### Work task
Scan the entries and copy each line where the word "name" is present.

Items listed in a dataset:
━━━━

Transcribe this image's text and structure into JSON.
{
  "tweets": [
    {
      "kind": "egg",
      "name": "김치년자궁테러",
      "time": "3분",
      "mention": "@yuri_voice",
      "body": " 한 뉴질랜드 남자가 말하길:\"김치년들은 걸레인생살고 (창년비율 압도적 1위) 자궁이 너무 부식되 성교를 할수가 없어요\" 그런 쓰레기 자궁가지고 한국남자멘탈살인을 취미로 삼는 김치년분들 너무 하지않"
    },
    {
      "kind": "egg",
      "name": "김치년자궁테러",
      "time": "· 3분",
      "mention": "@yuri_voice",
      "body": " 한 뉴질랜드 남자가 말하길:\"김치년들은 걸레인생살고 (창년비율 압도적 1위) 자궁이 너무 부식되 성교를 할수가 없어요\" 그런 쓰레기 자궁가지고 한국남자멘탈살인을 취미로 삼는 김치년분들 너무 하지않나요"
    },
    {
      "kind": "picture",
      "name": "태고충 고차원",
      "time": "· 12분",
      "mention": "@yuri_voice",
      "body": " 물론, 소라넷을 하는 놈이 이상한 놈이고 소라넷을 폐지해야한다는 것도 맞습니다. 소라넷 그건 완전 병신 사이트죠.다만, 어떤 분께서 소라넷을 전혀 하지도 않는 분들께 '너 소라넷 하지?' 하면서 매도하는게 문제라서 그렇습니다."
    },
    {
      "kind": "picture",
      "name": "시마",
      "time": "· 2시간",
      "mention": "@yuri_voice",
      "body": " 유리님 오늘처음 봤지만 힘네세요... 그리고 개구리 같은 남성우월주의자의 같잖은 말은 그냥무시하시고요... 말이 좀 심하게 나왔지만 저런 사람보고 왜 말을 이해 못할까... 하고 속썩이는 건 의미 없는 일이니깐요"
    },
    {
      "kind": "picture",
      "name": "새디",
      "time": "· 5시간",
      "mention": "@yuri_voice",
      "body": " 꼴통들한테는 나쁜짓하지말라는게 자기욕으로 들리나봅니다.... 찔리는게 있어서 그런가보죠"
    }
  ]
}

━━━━

### Answer box
      "name": "김치년자궁테러",
      "name": "김치년자궁테러",
      "name": "태고충 고차원",
      "name": "시마",
      "name": "새디",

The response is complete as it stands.